It was a busy night at 211 Connecticut, where I worked for nearly three years. 211 does phone intake for a statewide mental health program for youth called Emergency Mobile Psychiatric Services (EMPS). EMPS is designed to help children under the age of 18 who are in an immediate mental health or behavioral crisis. It seemed my coworkers and I were on back-to-back crisis calls.
My phone rang again. When I answered, a clinician from an EMPS provider was on the line. She needed an interpreter. Confused, I clarified what she needed because 211 also does intake for hospitals needing a sign language interpreter. But she was not with a hospital and she did not need a sign language interpreter; she needed a Spanish interpreter for a child.
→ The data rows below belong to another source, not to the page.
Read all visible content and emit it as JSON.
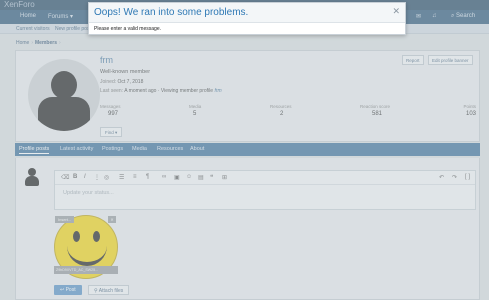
{
  "header": {
    "brand": "XenForo",
    "nav": [
      "Home",
      "Forums ▾"
    ],
    "nav_icons": [
      "envelope-icon",
      "bell-icon"
    ],
    "search_label": "Search",
    "subnav": [
      "Current visitors",
      "New profile posts"
    ]
  },
  "breadcrumb": {
    "items": [
      "Home",
      "Members"
    ],
    "current_index": 1
  },
  "profile": {
    "username": "frm",
    "title": "Well-known member",
    "joined_label": "Joined:",
    "joined_value": "Oct 7, 2018",
    "last_seen_label": "Last seen:",
    "last_seen_value": "A moment ago · Viewing member profile",
    "last_seen_link": "frm",
    "buttons": [
      "Report",
      "Edit profile banner"
    ],
    "find_label": "Find ▾",
    "stats": [
      {
        "label": "Messages",
        "value": "997"
      },
      {
        "label": "Media",
        "value": "5"
      },
      {
        "label": "Resources",
        "value": "2"
      },
      {
        "label": "Reaction score",
        "value": "581"
      },
      {
        "label": "Points",
        "value": "103"
      }
    ]
  },
  "tabs": [
    {
      "label": "Profile posts",
      "active": true
    },
    {
      "label": "Latest activity",
      "active": false
    },
    {
      "label": "Postings",
      "active": false
    },
    {
      "label": "Media",
      "active": false
    },
    {
      "label": "Resources",
      "active": false
    },
    {
      "label": "About",
      "active": false
    }
  ],
  "editor": {
    "placeholder": "Update your status...",
    "toolbar_icons": [
      "eraser-icon",
      "bold-icon",
      "italic-icon",
      "more-text-icon",
      "color-icon",
      "list-icon",
      "align-icon",
      "paragraph-icon",
      "link-icon",
      "image-icon",
      "emoji-icon",
      "media-icon",
      "quote-icon",
      "table-icon",
      "undo-icon",
      "redo-icon",
      "bbcode-icon"
    ],
    "attachment": {
      "tag": "Insert...",
      "close": "✕",
      "filename": "Z9bD9XVTD_AC_SW25..."
    },
    "post_label": "Post",
    "attach_label": "Attach files"
  },
  "dialog": {
    "title": "Oops! We ran into some problems.",
    "close": "✕",
    "message": "Please enter a valid message."
  },
  "colors": {
    "accent": "#2d6592",
    "dialog_title": "#2f79b5",
    "overlay": "#cdd4da"
  }
}
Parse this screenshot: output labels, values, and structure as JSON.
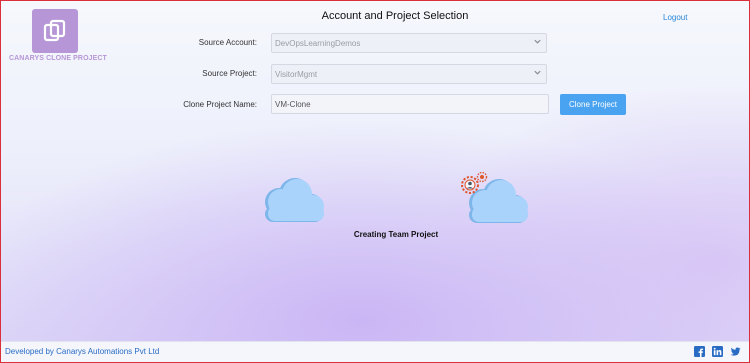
{
  "header": {
    "logo_text": "CANARYS CLONE PROJECT",
    "title": "Account and Project Selection",
    "logout_label": "Logout"
  },
  "form": {
    "source_account_label": "Source Account:",
    "source_account_value": "DevOpsLearningDemos",
    "source_project_label": "Source Project:",
    "source_project_value": "VisitorMgmt",
    "clone_name_label": "Clone Project Name:",
    "clone_name_value": "VM-Clone",
    "clone_button_label": "Clone Project"
  },
  "status": {
    "text": "Creating Team Project"
  },
  "footer": {
    "text": "Developed by Canarys Automations Pvt Ltd",
    "social_icons": [
      "facebook-icon",
      "linkedin-icon",
      "twitter-icon"
    ]
  },
  "colors": {
    "accent": "#4aa3f0",
    "logo": "#b696d6",
    "cloud": "#a9d3fb",
    "border": "#d9303b"
  }
}
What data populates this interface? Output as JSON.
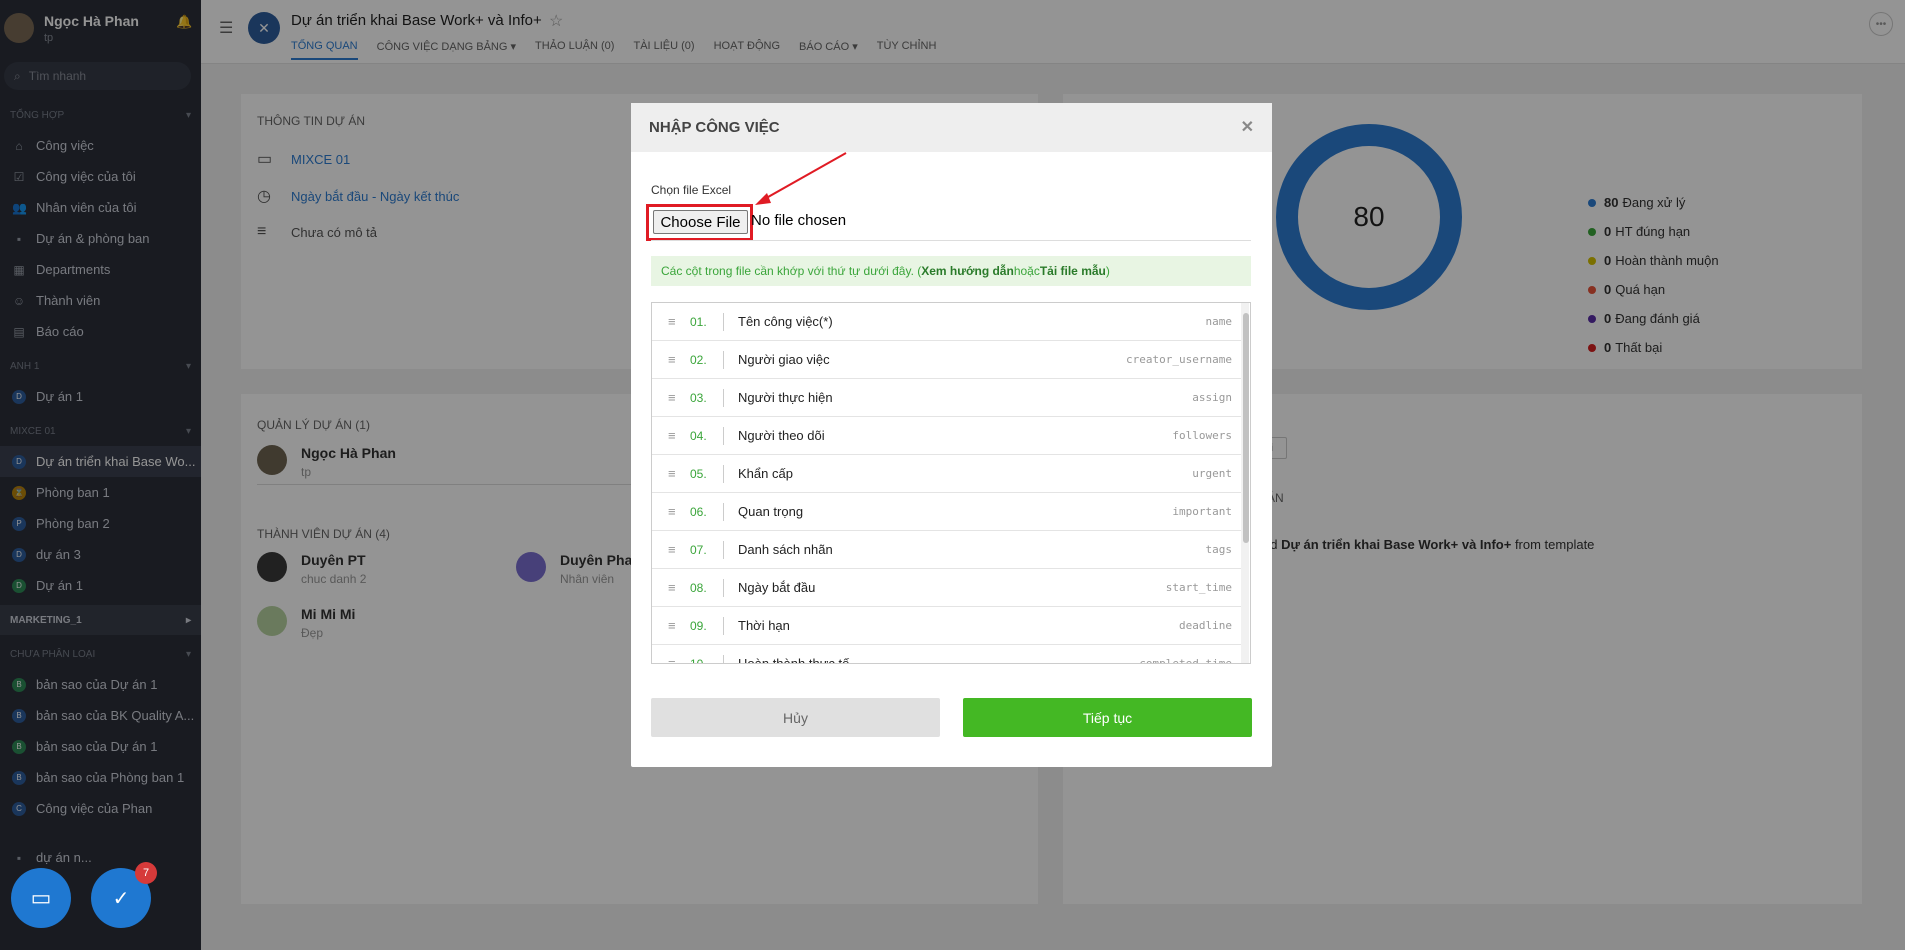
{
  "sidebar": {
    "user_name": "Ngọc Hà Phan",
    "user_sub": "tp",
    "search_placeholder": "Tìm nhanh",
    "section_tong_hop": "TỔNG HỢP",
    "main_items": [
      {
        "label": "Công việc",
        "icon": "home-icon"
      },
      {
        "label": "Công việc của tôi",
        "icon": "checklist-icon"
      },
      {
        "label": "Nhân viên của tôi",
        "icon": "users-icon"
      },
      {
        "label": "Dự án & phòng ban",
        "icon": "folder-icon"
      },
      {
        "label": "Departments",
        "icon": "grid-icon"
      },
      {
        "label": "Thành viên",
        "icon": "person-icon"
      },
      {
        "label": "Báo cáo",
        "icon": "chart-icon"
      }
    ],
    "section_anh": "ANH 1",
    "anh_items": [
      {
        "badge": "D",
        "label": "Dự án 1",
        "color": "#2d5e9e"
      }
    ],
    "section_mixce": "MIXCE 01",
    "mixce_items": [
      {
        "badge": "D",
        "label": "Dự án triển khai Base Wo...",
        "color": "#2d5e9e"
      },
      {
        "badge": "⌛",
        "label": "Phòng ban 1",
        "color": "#b8860b"
      },
      {
        "badge": "P",
        "label": "Phòng ban 2",
        "color": "#2d5e9e"
      },
      {
        "badge": "D",
        "label": "dự án 3",
        "color": "#2d5e9e"
      },
      {
        "badge": "D",
        "label": "Dự án 1",
        "color": "#2e8b57"
      }
    ],
    "section_marketing": "MARKETING_1",
    "section_chua": "CHƯA PHÂN LOẠI",
    "chua_items": [
      {
        "badge": "B",
        "label": "bản sao của Dự án 1",
        "color": "#2e8b57"
      },
      {
        "badge": "B",
        "label": "bản sao của BK Quality A...",
        "color": "#2d5e9e"
      },
      {
        "badge": "B",
        "label": "bản sao của Dự án 1",
        "color": "#2e8b57"
      },
      {
        "badge": "B",
        "label": "bản sao của Phòng ban 1",
        "color": "#2d5e9e"
      },
      {
        "badge": "C",
        "label": "Công việc của Phan",
        "color": "#2d5e9e"
      }
    ],
    "partial_item": "dự án n..."
  },
  "header": {
    "title": "Dự án triển khai Base Work+ và Info+",
    "tabs": [
      "TỔNG QUAN",
      "CÔNG VIỆC Dạng bảng ▾",
      "THẢO LUẬN (0)",
      "TÀI LIỆU (0)",
      "HOẠT ĐỘNG",
      "BÁO CÁO ▾",
      "TÙY CHỈNH"
    ]
  },
  "info": {
    "heading": "THÔNG TIN DỰ ÁN",
    "folder": "MIXCE 01",
    "dates": "Ngày bắt đầu - Ngày kết thúc",
    "desc": "Chưa có mô tả"
  },
  "stats": {
    "total": "80",
    "legend": [
      {
        "count": "80",
        "label": "Đang xử lý",
        "color": "#2d7dd2"
      },
      {
        "count": "0",
        "label": "HT đúng hạn",
        "color": "#3aa53a"
      },
      {
        "count": "0",
        "label": "Hoàn thành muộn",
        "color": "#d4c200"
      },
      {
        "count": "0",
        "label": "Quá hạn",
        "color": "#e8543a"
      },
      {
        "count": "0",
        "label": "Đang đánh giá",
        "color": "#5a2da8"
      },
      {
        "count": "0",
        "label": "Thất bại",
        "color": "#d62020"
      }
    ]
  },
  "managers": {
    "heading": "QUẢN LÝ DỰ ÁN (1)",
    "name": "Ngọc Hà Phan",
    "role": "tp"
  },
  "members": {
    "heading": "THÀNH VIÊN DỰ ÁN (4)",
    "list": [
      {
        "name": "Duyên PT",
        "role": "chuc danh 2"
      },
      {
        "name": "Duyên Phan",
        "role": "Nhân viên"
      },
      {
        "name": "Mi Mi Mi",
        "role": "Đẹp"
      }
    ]
  },
  "activity": {
    "tag": "thái",
    "heading": "ÁN",
    "line_pre": "ed ",
    "line_bold": "Dự án triển khai Base Work+ và Info+",
    "line_post": " from template"
  },
  "modal": {
    "title": "NHẬP CÔNG VIỆC",
    "file_label": "Chọn file Excel",
    "choose_file": "Choose File",
    "no_file": "No file chosen",
    "note_pre": "Các cột trong file cần khớp với thứ tự dưới đây. (",
    "note_link1": "Xem hướng dẫn",
    "note_mid": " hoặc ",
    "note_link2": "Tải file mẫu",
    "note_post": ")",
    "columns": [
      {
        "no": "01.",
        "label": "Tên công việc(*)",
        "key": "name"
      },
      {
        "no": "02.",
        "label": "Người giao việc",
        "key": "creator_username"
      },
      {
        "no": "03.",
        "label": "Người thực hiện",
        "key": "assign"
      },
      {
        "no": "04.",
        "label": "Người theo dõi",
        "key": "followers"
      },
      {
        "no": "05.",
        "label": "Khẩn cấp",
        "key": "urgent"
      },
      {
        "no": "06.",
        "label": "Quan trọng",
        "key": "important"
      },
      {
        "no": "07.",
        "label": "Danh sách nhãn",
        "key": "tags"
      },
      {
        "no": "08.",
        "label": "Ngày bắt đầu",
        "key": "start_time"
      },
      {
        "no": "09.",
        "label": "Thời hạn",
        "key": "deadline"
      },
      {
        "no": "10.",
        "label": "Hoàn thành thực tế",
        "key": "completed_time"
      }
    ],
    "cancel": "Hủy",
    "continue": "Tiếp tục"
  },
  "float": {
    "task_count": "7"
  }
}
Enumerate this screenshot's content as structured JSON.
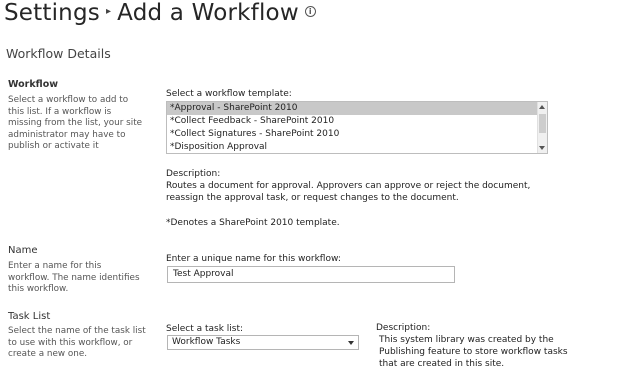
{
  "header": {
    "breadcrumb_root": "Settings",
    "separator": "▸",
    "page_title": "Add a Workflow",
    "info_icon": "i"
  },
  "section_title": "Workflow Details",
  "workflow": {
    "heading": "Workflow",
    "description_lines": [
      "Select a workflow to add to",
      "this list. If a workflow is",
      "missing from the list, your site",
      "administrator may have to",
      "publish or activate it"
    ],
    "template_label": "Select a workflow template:",
    "templates": [
      "*Approval - SharePoint 2010",
      "*Collect Feedback - SharePoint 2010",
      "*Collect Signatures - SharePoint 2010",
      "*Disposition Approval"
    ],
    "selected_index": 0,
    "description_label": "Description:",
    "description_text_lines": [
      "Routes a document for approval. Approvers can approve or reject the document,",
      "reassign the approval task, or request changes to the document."
    ],
    "footnote": "*Denotes a SharePoint 2010 template."
  },
  "name": {
    "heading": "Name",
    "description_lines": [
      "Enter a name for this",
      "workflow. The name identifies",
      "this workflow."
    ],
    "input_label": "Enter a unique name for this workflow:",
    "input_value": "Test Approval"
  },
  "task_list": {
    "heading": "Task List",
    "description_lines": [
      "Select the name of the task list",
      "to use with this workflow, or",
      "create a new one."
    ],
    "select_label": "Select a task list:",
    "select_value": "Workflow Tasks",
    "description_label": "Description:",
    "description_text_lines": [
      "This system library was created by the",
      "Publishing feature to store workflow tasks",
      "that are created in this site."
    ]
  }
}
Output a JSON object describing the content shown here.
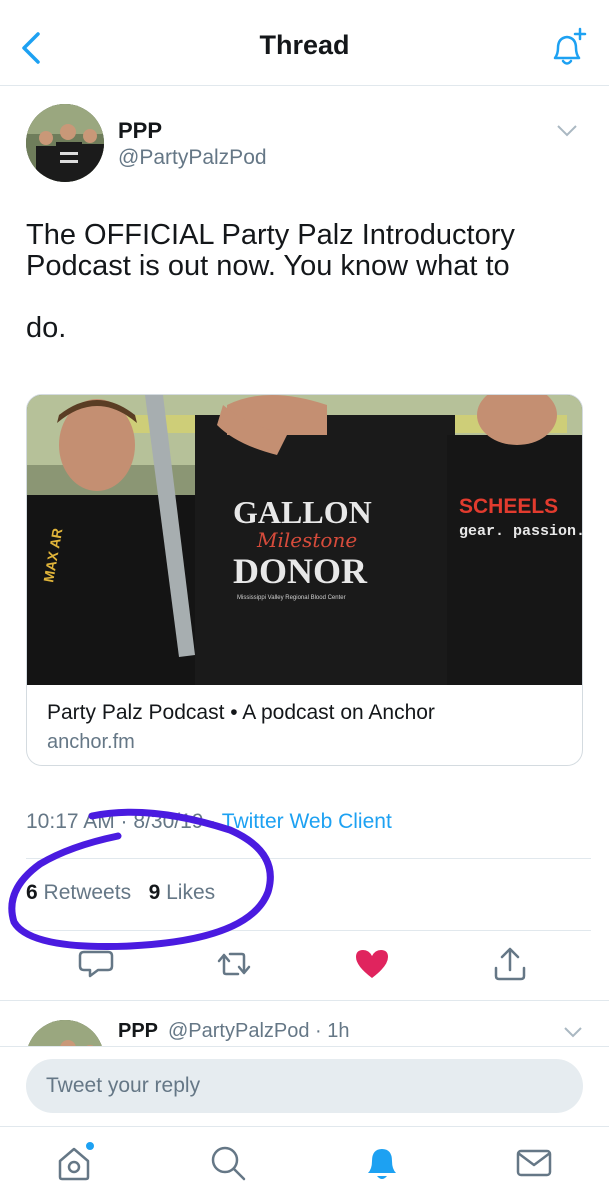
{
  "header": {
    "title": "Thread"
  },
  "tweet": {
    "name": "PPP",
    "handle": "@PartyPalzPod",
    "text_lines": [
      "The OFFICIAL Party Palz Introductory",
      "Podcast is out now. You know what to",
      "do."
    ],
    "card": {
      "title": "Party Palz Podcast • A podcast on Anchor",
      "domain": "anchor.fm",
      "image_text": {
        "shirt_line1": "GALLON",
        "shirt_line2": "Milestone",
        "shirt_line3": "DONOR",
        "shirt_line4": "Mississippi Valley Regional Blood Center",
        "right_shirt1": "SCHEELS",
        "right_shirt2": "gear. passion. spor",
        "left_strap": "MAX AR"
      }
    },
    "timestamp": "10:17 AM · 8/30/19",
    "separator": "·",
    "source": "Twitter Web Client",
    "retweets_count": "6",
    "retweets_label": "Retweets",
    "likes_count": "9",
    "likes_label": "Likes"
  },
  "reply_preview": {
    "name": "PPP",
    "handle": "@PartyPalzPod · 1h"
  },
  "reply_box": {
    "placeholder": "Tweet your reply"
  },
  "colors": {
    "accent": "#1da1f2",
    "like": "#e0245e",
    "annotation": "#4a1be0"
  }
}
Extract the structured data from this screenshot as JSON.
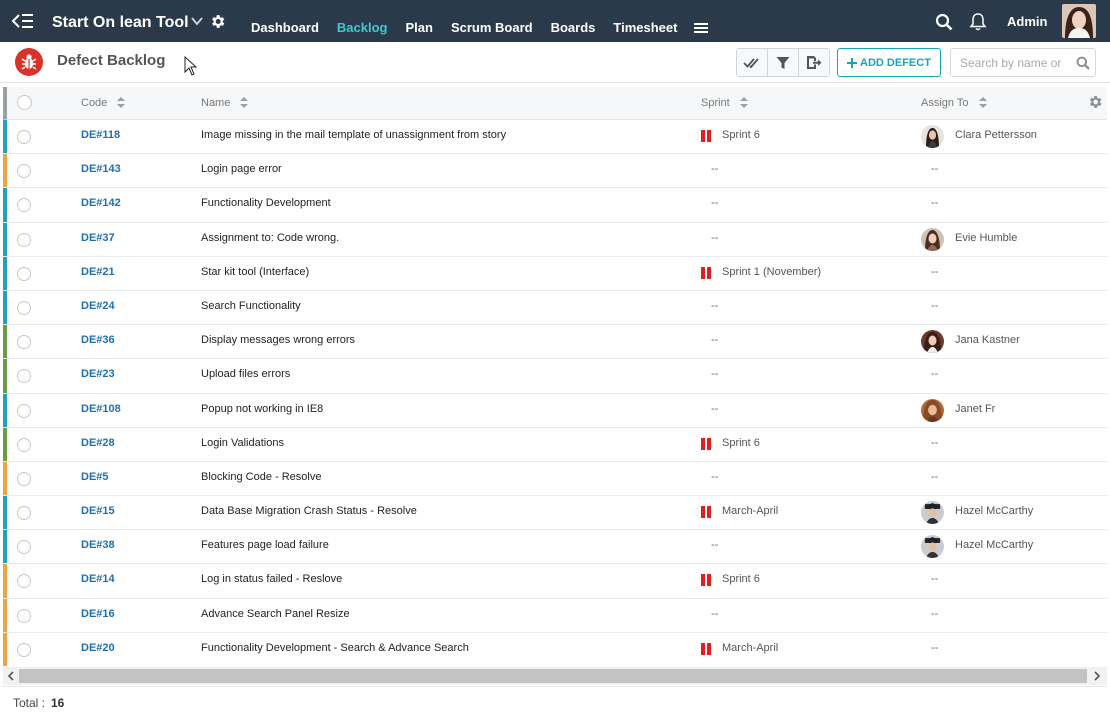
{
  "app": {
    "title": "Start On lean Tool",
    "admin_label": "Admin"
  },
  "nav": [
    {
      "label": "Dashboard",
      "active": false
    },
    {
      "label": "Backlog",
      "active": true
    },
    {
      "label": "Plan",
      "active": false
    },
    {
      "label": "Scrum Board",
      "active": false
    },
    {
      "label": "Boards",
      "active": false
    },
    {
      "label": "Timesheet",
      "active": false
    }
  ],
  "page": {
    "title": "Defect Backlog",
    "add_button": "ADD DEFECT",
    "search_placeholder": "Search by name or"
  },
  "columns": {
    "code": "Code",
    "name": "Name",
    "sprint": "Sprint",
    "assign": "Assign To"
  },
  "colors": {
    "accent": "#17a2b8",
    "nav_bg": "#2b3a4a",
    "active_nav": "#3fc9d3",
    "link": "#1f6fb0",
    "sprint_flag": "#e02020",
    "bar_blue": "#1aa3c9",
    "bar_orange": "#f0a23c",
    "bar_green": "#6a9e3d"
  },
  "rows": [
    {
      "code": "DE#118",
      "name": "Image missing in the mail template of unassignment from story",
      "sprint": "Sprint 6",
      "assignee": "Clara Pettersson",
      "bar": "blue",
      "avatar": "a1"
    },
    {
      "code": "DE#143",
      "name": "Login page error",
      "sprint": "--",
      "assignee": "--",
      "bar": "orange",
      "avatar": ""
    },
    {
      "code": "DE#142",
      "name": "Functionality Development",
      "sprint": "--",
      "assignee": "--",
      "bar": "blue",
      "avatar": ""
    },
    {
      "code": "DE#37",
      "name": "Assignment to: Code wrong.",
      "sprint": "--",
      "assignee": "Evie Humble",
      "bar": "blue",
      "avatar": "a2"
    },
    {
      "code": "DE#21",
      "name": "Star kit tool (Interface)",
      "sprint": "Sprint 1 (November)",
      "assignee": "--",
      "bar": "blue",
      "avatar": ""
    },
    {
      "code": "DE#24",
      "name": "Search Functionality",
      "sprint": "--",
      "assignee": "--",
      "bar": "blue",
      "avatar": ""
    },
    {
      "code": "DE#36",
      "name": "Display messages wrong errors",
      "sprint": "--",
      "assignee": "Jana Kastner",
      "bar": "green",
      "avatar": "a3"
    },
    {
      "code": "DE#23",
      "name": "Upload files errors",
      "sprint": "--",
      "assignee": "--",
      "bar": "green",
      "avatar": ""
    },
    {
      "code": "DE#108",
      "name": "Popup not working in IE8",
      "sprint": "--",
      "assignee": "Janet Fr",
      "bar": "blue",
      "avatar": "a4"
    },
    {
      "code": "DE#28",
      "name": "Login Validations",
      "sprint": "Sprint 6",
      "assignee": "--",
      "bar": "green",
      "avatar": ""
    },
    {
      "code": "DE#5",
      "name": "Blocking Code - Resolve",
      "sprint": "--",
      "assignee": "--",
      "bar": "orange",
      "avatar": ""
    },
    {
      "code": "DE#15",
      "name": "Data Base Migration Crash Status - Resolve",
      "sprint": "March-April",
      "assignee": "Hazel McCarthy",
      "bar": "blue",
      "avatar": "a5"
    },
    {
      "code": "DE#38",
      "name": "Features page load failure",
      "sprint": "--",
      "assignee": "Hazel McCarthy",
      "bar": "blue",
      "avatar": "a5"
    },
    {
      "code": "DE#14",
      "name": "Log in status failed - Reslove",
      "sprint": "Sprint 6",
      "assignee": "--",
      "bar": "orange",
      "avatar": ""
    },
    {
      "code": "DE#16",
      "name": "Advance Search Panel Resize",
      "sprint": "--",
      "assignee": "--",
      "bar": "orange",
      "avatar": ""
    },
    {
      "code": "DE#20",
      "name": "Functionality Development - Search & Advance Search",
      "sprint": "March-April",
      "assignee": "--",
      "bar": "orange",
      "avatar": ""
    }
  ],
  "footer": {
    "total_label": "Total :",
    "total_value": "16"
  }
}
I informed her I could not make such an arrangement and she would have to follow her agency’s protocol for securing an interpreter. She was upset and stressed she needed to communicate with the child. I apologized and empathized with her urgency, but told her again I could not help. She muttered she wasn’t even sure what the protocol was and she would have to speak to her supervisor. After she disconnected, that call stayed with me. A child was in crisis but was having difficulty getting help because the agency helping him or her did not have a protocol in place. My immediate thought after the call ended was what about Title VI, the civil rights law that says you have to provide an interpreter? Or the CLAS Standards?
What are CLAS Standards, you ask? According to the Department of Health and Human Services website, “The National Standards for Culturally and Linguistically Appropriate Services in Health and Health Care (the National CLAS Standards) are intended to advance health equity, improve quality, and help eliminate health care disparities by providing a blueprint for individuals and health and health care organizations to implement culturally and linguistically appropriate services. Adoption of these Standards will help advance better health and health care in the United States.”
But what does that mean, you ask? It means health care providers should have protocols in place to be able provide culturally and linguistically appropriate services to their patients. Providers should be able to speak to patients in the language they speak. This is one of many steps needed to eliminate health disparities. Increasing access to care includes providing care in the patient’s language and understanding the culture in which they live, where they practice health. I do not know the outcome of the call I received that night; legally, I’m not supposed to know what happened. But I often wonder about this child. I put myself in this child’s shoes and it makes me angry. Now, the counter-argument would be this child should already know how to speak English.
This argument would come from my own grandfather, born in Mexico. As a migrant farm worker, he followed the crops up to Duncan, Canada, where he met my grandmother on the Cowichan reservation. When my mother’s family moved to Seattle, Washington when she was a toddler, my grandfather made the decision not to teach his children Spanish. They were in America, he said. They should speak English. This is a choice I, a second-generation American, would regret. There is a connection lost when you can’t speak the same language, a lesson I would learn on a visit to Mexico when I was 12. I felt love and joy on this trip, but also a deep frustration because I could not communicate the way I wanted to with my own family.
I was on a family vacation. This child was in a mental health crisis. Apples and oranges, right?
So what is being done here in Connecticut? The Connecticut Multicultural Health Partnership (CMHP) has a standing Language Services Committee designed to ensure language is not a barrier. At the recent Health Justice CT forum, Brad Plebani spoke about working with Spanish-speaking people in Willimantic and finding out directly from them what is needed. Complaints can be made against providers if a patient feels his language needs were not met.
But it is the dawn of 2014. No child in crisis should have to wait to get services because he cannot speak English. It is time to do more.
Image credit: iStock Photos